The Unlimited Potential of Our New Participatory Culture
New Threats contributor Lee Siegel had an amusing column in the New York Observer earlier this month in which he discussed the fallout from a recent event at the 92 Street Y, wherein Deborah Solomon, an art critic and journalist, was to interview actor Steve Martin about his new novel on the art world. The audience apparently quickly bored of the art conversation and weren't shy about letting the interviewer know. It was then, Mr. Siegel notes, that "history was made."
The two friends thought they'd make art the subject of the evening. But the audience had expected Ms. Solomon to ask Mr. Martin entertaining questions about his career as a comedian and movie actor. Not only that, but the people who were watching them on closed-circuit television in synagogues and theaters across the country had come expecting the same thing. You can imagine the letdown.
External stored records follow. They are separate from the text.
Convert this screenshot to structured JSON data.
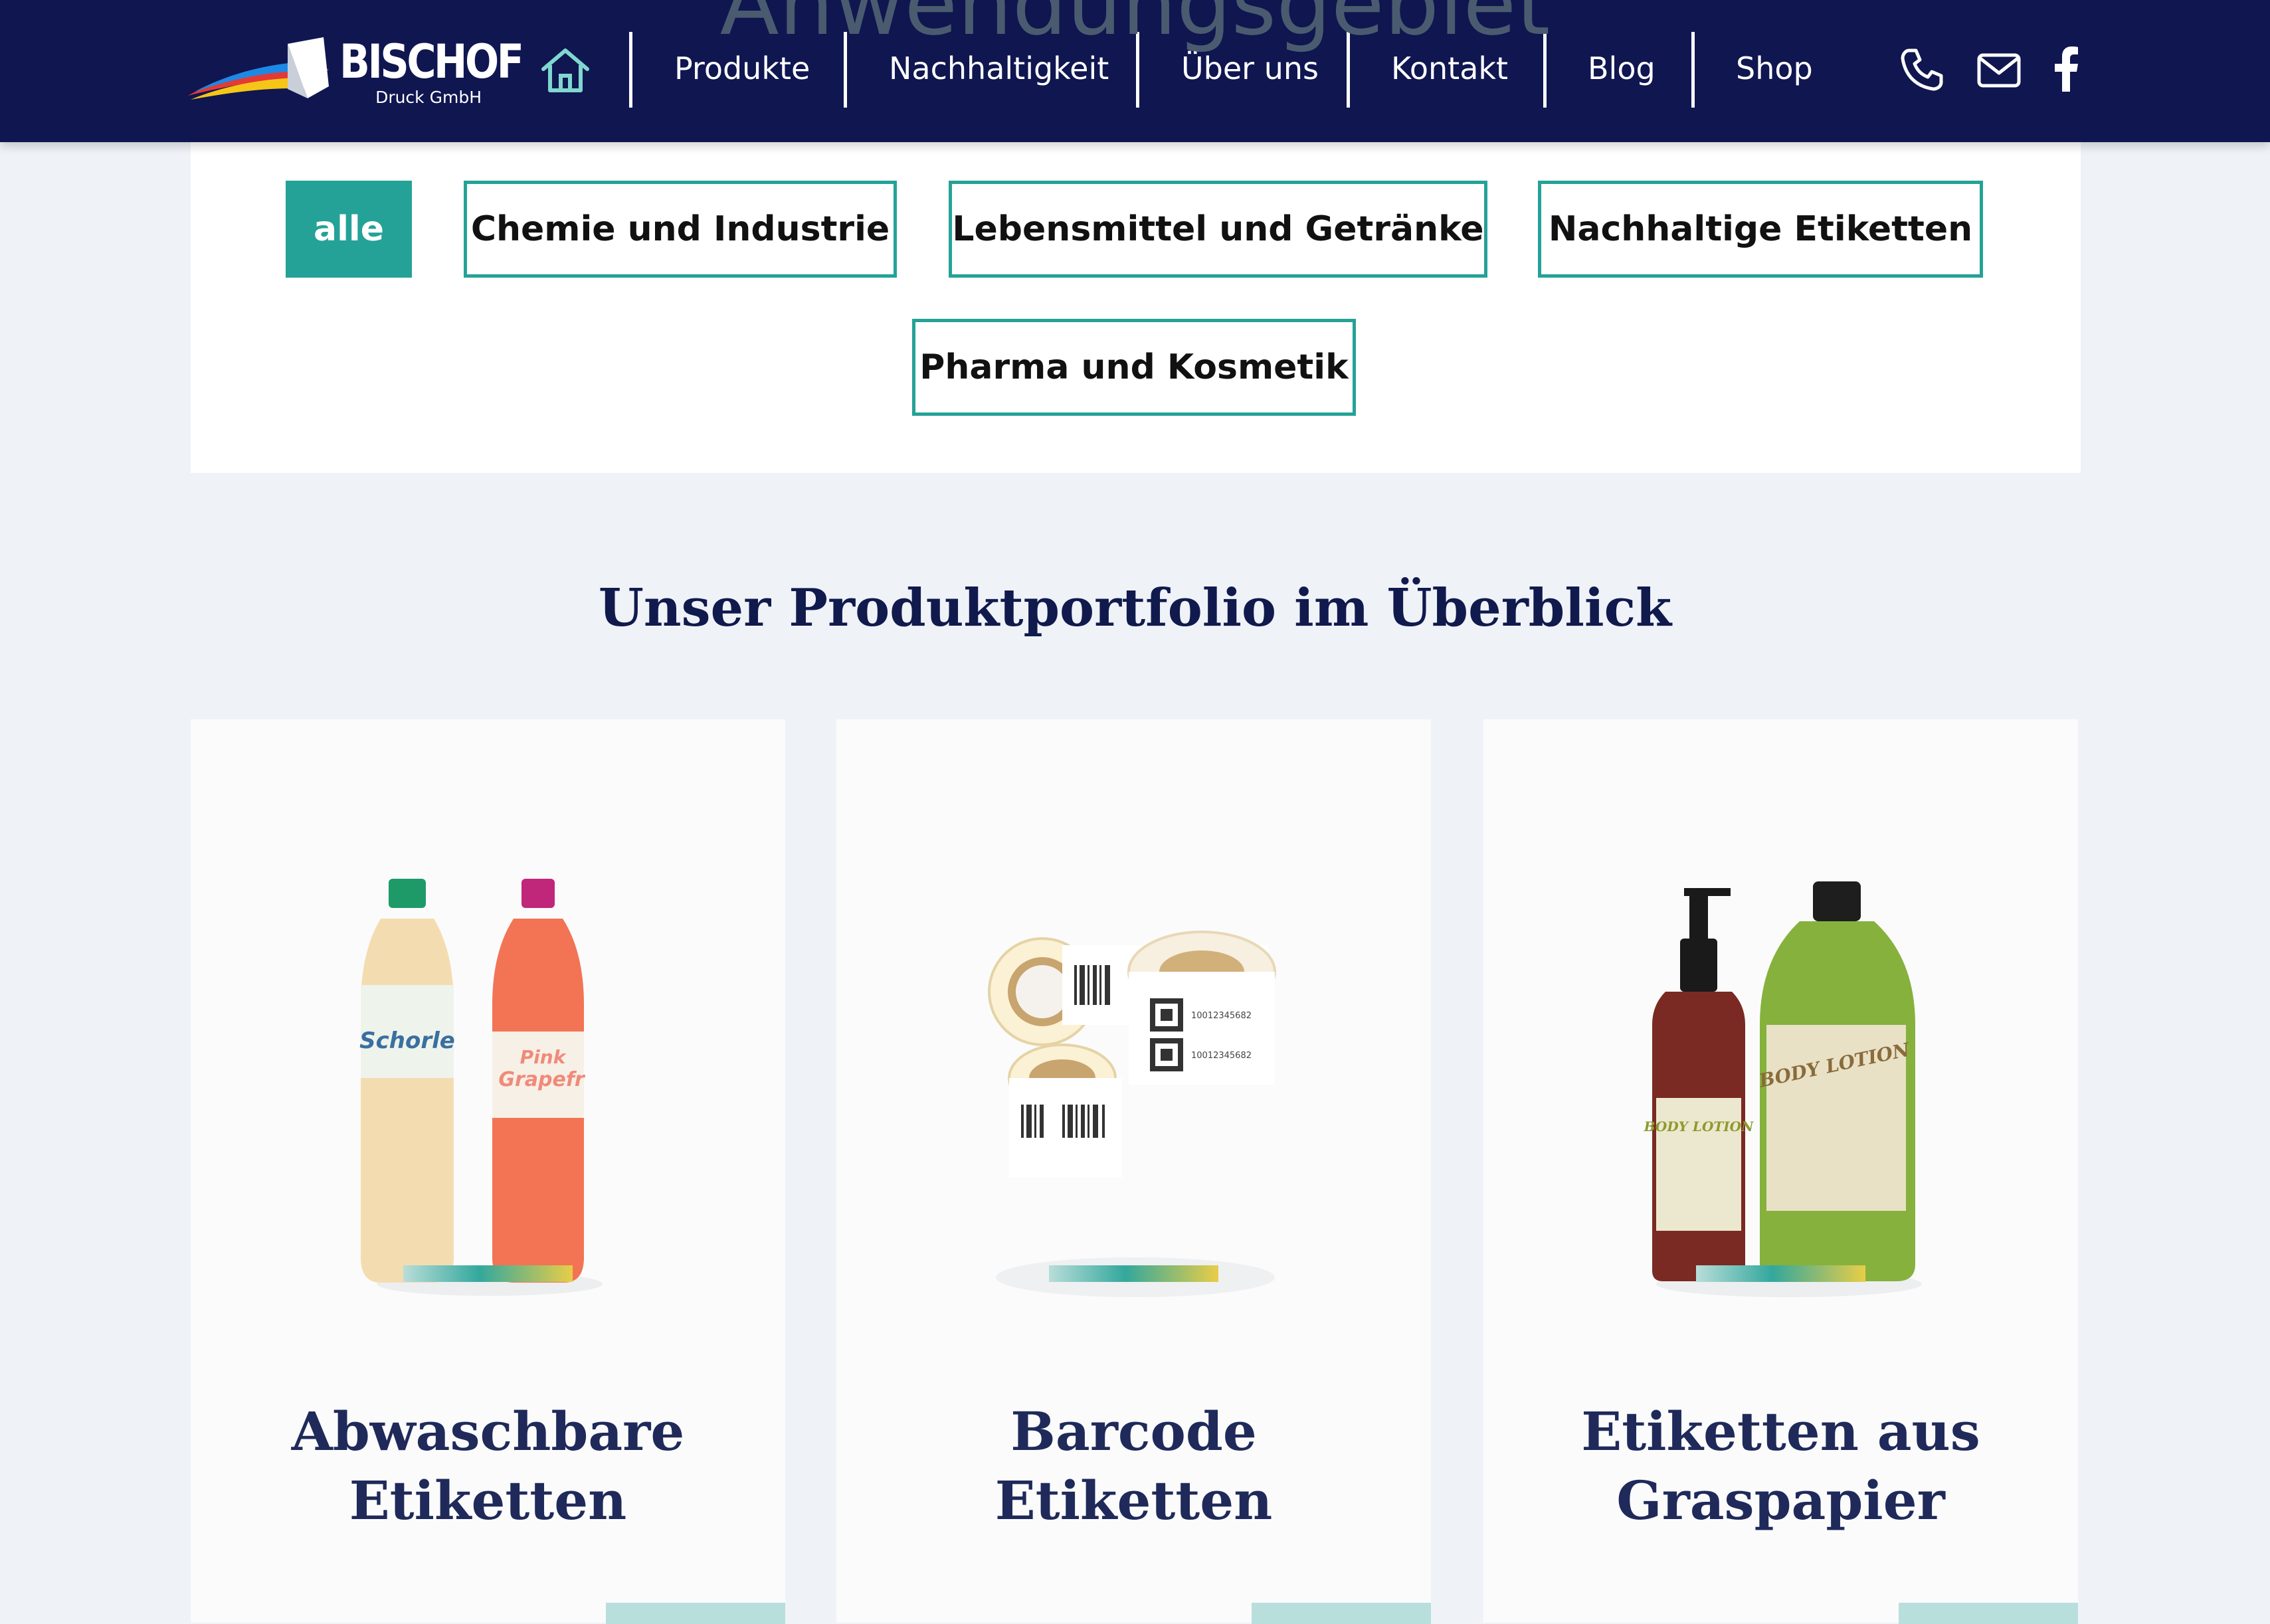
{
  "background_heading": "Anwendungsgebiet",
  "header": {
    "logo": {
      "name": "BISCHOF",
      "subtitle": "Druck GmbH"
    },
    "nav": [
      {
        "label": "Produkte"
      },
      {
        "label": "Nachhaltigkeit"
      },
      {
        "label": "Über uns"
      },
      {
        "label": "Kontakt"
      },
      {
        "label": "Blog"
      },
      {
        "label": "Shop"
      }
    ],
    "icons": [
      "home-icon",
      "phone-icon",
      "mail-icon",
      "facebook-icon"
    ]
  },
  "filters": {
    "chips": [
      {
        "label": "alle",
        "active": true
      },
      {
        "label": "Chemie und Industrie",
        "active": false
      },
      {
        "label": "Lebensmittel und Getränke",
        "active": false
      },
      {
        "label": "Nachhaltige Etiketten",
        "active": false
      },
      {
        "label": "Pharma und Kosmetik",
        "active": false
      }
    ]
  },
  "section": {
    "title": "Unser Produktportfolio im Überblick"
  },
  "cards": [
    {
      "title_line1": "Abwaschbare",
      "title_line2": "Etiketten",
      "image_text": {
        "label_a": "Schorle",
        "label_b": "Pink",
        "label_c": "Grapefr"
      }
    },
    {
      "title_line1": "Barcode",
      "title_line2": "Etiketten",
      "image_text": {
        "code_a": "10012345682",
        "code_b": "10012345682"
      }
    },
    {
      "title_line1": "Etiketten aus",
      "title_line2": "Graspapier",
      "image_text": {
        "label_a": "BODY LOTION",
        "label_b": "BODY LOTION"
      }
    }
  ],
  "colors": {
    "navbar": "#0f1650",
    "accent": "#24a297",
    "title": "#111a4d",
    "page_bg": "#eff3f8"
  }
}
The people watching on closed-circuit began sending emails imploring the staff at the 92nd Street Y to intercede and press Ms. Solomon to ask snappier questions. Not questions about kvelling over Rembrandt, but about what it was like to work with Goldie Hawn. Back in New York, the members of the audience began to murmur their disapproval. After a few minutes, someone from the Y stepped out onto the stage and passed an index card to Ms. Solomon. It was a note demanding that she talk to Mr. Martin about his career. This defiant message will be remembered the way Americans remember the first shot fired at Concord. Ms. Solomon promptly began accepting questions from the floor. As a result of the general disappointment, the Y decided to give refunds to everyone in the audience.
Check out the rest of the article to understand the full consequences of this "historic occasion." Welcome to the new participatory culture!